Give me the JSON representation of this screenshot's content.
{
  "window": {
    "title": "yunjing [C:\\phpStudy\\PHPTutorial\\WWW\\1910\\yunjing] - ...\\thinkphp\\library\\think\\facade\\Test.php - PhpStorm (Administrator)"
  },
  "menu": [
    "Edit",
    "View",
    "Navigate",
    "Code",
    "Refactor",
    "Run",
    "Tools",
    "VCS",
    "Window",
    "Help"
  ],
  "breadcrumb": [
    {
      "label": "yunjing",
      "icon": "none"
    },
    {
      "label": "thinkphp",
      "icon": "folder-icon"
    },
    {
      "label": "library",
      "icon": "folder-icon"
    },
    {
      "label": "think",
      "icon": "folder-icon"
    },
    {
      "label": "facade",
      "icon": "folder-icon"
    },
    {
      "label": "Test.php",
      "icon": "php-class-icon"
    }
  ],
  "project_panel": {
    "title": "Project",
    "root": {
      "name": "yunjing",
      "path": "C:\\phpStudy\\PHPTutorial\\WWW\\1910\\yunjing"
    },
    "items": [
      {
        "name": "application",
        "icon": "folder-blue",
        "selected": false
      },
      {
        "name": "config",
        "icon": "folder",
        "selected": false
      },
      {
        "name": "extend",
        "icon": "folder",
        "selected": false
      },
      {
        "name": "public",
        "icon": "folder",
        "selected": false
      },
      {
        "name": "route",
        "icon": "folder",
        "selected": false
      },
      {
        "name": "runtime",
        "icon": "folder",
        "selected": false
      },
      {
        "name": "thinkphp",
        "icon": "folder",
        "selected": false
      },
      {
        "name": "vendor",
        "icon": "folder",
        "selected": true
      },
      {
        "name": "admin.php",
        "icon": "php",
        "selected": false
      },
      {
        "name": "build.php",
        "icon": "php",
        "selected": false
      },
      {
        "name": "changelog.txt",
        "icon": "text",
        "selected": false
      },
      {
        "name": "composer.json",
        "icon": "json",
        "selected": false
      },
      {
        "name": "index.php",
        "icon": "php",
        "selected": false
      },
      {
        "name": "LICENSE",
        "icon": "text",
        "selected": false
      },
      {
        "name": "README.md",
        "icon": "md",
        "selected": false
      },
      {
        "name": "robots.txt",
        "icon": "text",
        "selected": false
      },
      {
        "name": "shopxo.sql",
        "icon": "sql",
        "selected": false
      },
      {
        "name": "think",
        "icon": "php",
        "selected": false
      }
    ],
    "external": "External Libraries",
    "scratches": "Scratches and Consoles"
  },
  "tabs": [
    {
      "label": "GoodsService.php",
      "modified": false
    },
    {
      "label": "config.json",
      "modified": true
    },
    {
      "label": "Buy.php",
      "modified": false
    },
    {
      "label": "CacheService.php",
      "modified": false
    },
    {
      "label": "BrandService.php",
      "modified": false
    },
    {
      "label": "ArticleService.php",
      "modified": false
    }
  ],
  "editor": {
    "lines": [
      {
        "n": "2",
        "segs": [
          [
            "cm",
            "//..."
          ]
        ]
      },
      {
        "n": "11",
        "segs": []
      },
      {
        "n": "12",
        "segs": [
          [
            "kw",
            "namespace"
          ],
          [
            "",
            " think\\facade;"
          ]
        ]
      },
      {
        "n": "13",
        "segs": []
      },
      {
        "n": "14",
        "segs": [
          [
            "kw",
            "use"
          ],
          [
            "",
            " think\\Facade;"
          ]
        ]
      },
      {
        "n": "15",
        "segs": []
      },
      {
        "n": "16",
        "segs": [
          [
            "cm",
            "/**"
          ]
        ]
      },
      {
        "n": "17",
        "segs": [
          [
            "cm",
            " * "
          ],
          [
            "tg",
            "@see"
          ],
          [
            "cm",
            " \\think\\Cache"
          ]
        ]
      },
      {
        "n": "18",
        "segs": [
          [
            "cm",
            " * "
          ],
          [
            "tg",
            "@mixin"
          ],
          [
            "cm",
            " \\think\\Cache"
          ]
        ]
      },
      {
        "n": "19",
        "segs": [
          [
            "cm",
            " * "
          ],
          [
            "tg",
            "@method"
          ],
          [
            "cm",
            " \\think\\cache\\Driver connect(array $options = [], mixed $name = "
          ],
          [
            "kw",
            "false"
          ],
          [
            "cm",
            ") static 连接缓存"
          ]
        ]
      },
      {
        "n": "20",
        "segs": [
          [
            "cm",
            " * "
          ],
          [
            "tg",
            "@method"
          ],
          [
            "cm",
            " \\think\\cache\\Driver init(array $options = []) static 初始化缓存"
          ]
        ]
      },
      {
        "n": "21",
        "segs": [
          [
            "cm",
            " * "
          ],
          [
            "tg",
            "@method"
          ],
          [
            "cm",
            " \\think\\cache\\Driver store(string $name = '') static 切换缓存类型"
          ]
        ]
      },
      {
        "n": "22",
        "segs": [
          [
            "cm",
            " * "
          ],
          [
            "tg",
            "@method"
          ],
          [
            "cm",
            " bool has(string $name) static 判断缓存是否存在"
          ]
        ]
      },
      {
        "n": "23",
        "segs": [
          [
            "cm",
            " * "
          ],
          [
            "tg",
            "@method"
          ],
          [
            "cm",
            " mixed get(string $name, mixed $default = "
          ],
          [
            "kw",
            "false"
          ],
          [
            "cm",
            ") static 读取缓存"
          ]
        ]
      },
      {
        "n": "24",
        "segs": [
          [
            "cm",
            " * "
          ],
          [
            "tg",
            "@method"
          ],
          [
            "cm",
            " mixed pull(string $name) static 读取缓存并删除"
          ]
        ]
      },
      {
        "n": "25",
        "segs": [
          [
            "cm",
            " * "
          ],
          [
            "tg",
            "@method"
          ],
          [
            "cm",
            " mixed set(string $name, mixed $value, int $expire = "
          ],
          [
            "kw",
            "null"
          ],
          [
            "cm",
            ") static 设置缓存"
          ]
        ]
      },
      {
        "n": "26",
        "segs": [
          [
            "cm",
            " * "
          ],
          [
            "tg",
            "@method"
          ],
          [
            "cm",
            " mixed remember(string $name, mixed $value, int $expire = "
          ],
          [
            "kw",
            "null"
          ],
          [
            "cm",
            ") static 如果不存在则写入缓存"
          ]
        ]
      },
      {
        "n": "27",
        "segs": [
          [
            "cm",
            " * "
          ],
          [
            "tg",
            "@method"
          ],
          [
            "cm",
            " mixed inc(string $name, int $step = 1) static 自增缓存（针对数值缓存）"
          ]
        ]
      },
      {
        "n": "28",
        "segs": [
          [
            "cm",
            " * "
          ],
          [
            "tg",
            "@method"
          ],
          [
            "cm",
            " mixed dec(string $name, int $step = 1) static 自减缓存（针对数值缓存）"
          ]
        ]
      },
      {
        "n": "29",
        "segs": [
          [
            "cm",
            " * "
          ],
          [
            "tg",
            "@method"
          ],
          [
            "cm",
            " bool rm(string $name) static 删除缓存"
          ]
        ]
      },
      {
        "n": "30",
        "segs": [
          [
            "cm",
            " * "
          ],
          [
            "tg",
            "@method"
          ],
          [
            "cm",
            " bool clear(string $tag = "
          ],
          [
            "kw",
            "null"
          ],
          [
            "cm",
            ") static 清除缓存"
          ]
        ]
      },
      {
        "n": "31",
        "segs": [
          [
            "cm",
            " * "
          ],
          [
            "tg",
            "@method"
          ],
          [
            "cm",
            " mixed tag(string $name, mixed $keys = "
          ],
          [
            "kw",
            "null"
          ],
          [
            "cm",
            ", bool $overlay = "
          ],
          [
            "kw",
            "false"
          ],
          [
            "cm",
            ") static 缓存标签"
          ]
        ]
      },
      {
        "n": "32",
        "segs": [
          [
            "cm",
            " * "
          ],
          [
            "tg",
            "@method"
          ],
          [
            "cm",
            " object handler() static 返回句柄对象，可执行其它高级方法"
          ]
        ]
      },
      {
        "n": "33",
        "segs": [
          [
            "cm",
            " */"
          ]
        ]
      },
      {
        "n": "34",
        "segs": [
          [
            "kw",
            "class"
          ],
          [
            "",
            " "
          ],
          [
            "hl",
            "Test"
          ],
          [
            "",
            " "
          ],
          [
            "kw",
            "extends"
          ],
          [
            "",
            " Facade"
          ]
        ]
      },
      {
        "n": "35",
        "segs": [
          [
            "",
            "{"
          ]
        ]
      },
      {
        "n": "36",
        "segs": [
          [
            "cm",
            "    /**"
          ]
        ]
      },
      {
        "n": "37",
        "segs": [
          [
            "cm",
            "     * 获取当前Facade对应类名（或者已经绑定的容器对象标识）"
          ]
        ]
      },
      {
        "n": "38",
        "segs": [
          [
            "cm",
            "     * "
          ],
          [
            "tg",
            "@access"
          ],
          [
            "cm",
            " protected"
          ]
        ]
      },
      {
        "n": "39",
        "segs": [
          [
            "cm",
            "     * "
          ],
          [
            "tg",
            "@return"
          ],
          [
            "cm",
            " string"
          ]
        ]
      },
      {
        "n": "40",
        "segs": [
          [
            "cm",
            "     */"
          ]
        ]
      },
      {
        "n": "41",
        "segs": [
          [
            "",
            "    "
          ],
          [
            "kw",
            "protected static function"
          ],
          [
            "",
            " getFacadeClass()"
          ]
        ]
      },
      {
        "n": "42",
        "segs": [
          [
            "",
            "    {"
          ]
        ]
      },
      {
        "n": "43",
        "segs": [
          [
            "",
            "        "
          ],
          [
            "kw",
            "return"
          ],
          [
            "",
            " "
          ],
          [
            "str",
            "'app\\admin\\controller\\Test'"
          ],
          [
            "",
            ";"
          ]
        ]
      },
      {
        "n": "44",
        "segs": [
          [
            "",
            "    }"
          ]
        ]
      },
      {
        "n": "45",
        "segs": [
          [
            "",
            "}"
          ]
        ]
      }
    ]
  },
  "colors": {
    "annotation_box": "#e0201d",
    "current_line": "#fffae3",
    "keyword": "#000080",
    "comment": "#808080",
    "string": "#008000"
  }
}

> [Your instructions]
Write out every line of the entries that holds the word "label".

> [Answer space]
      "label": "yunjing",
      "label": "thinkphp",
      "label": "library",
      "label": "think",
      "label": "facade",
      "label": "Test.php",
      "label": "GoodsService.php",
      "label": "config.json",
      "label": "Buy.php",
      "label": "CacheService.php",
      "label": "BrandService.php",
      "label": "ArticleService.php",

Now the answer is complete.